Each record is to be copied exactly as written.

BEGIN Data provided

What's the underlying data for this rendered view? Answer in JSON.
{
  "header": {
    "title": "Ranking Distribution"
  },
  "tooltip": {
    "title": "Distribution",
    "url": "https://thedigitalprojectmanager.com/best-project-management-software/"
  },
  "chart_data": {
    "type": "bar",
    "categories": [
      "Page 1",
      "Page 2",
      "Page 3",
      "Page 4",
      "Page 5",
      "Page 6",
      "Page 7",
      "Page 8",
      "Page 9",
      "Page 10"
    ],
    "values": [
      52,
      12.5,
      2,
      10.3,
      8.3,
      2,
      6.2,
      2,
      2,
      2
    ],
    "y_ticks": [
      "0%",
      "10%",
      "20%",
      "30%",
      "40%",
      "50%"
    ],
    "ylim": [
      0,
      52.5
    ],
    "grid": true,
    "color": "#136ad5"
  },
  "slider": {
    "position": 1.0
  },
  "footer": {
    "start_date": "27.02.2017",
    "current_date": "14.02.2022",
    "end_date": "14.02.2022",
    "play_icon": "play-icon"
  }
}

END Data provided

- _Response_
What's the underlying data for this rendered view? Answer in JSON.
{
  "header": {
    "title": "Ranking Distribution"
  },
  "tooltip": {
    "title": "Distribution",
    "url": "https://thedigitalprojectmanager.com/best-project-management-software/"
  },
  "chart_data": {
    "type": "bar",
    "categories": [
      "Page 1",
      "Page 2",
      "Page 3",
      "Page 4",
      "Page 5",
      "Page 6",
      "Page 7",
      "Page 8",
      "Page 9",
      "Page 10"
    ],
    "values": [
      52,
      12.5,
      2,
      10.3,
      8.3,
      2,
      6.2,
      2,
      2,
      2
    ],
    "y_ticks": [
      "0%",
      "10%",
      "20%",
      "30%",
      "40%",
      "50%"
    ],
    "ylim": [
      0,
      52.5
    ],
    "grid": true,
    "color": "#136ad5"
  },
  "slider": {
    "position": 1.0
  },
  "footer": {
    "start_date": "27.02.2017",
    "current_date": "14.02.2022",
    "end_date": "14.02.2022",
    "play_icon": "play-icon"
  }
}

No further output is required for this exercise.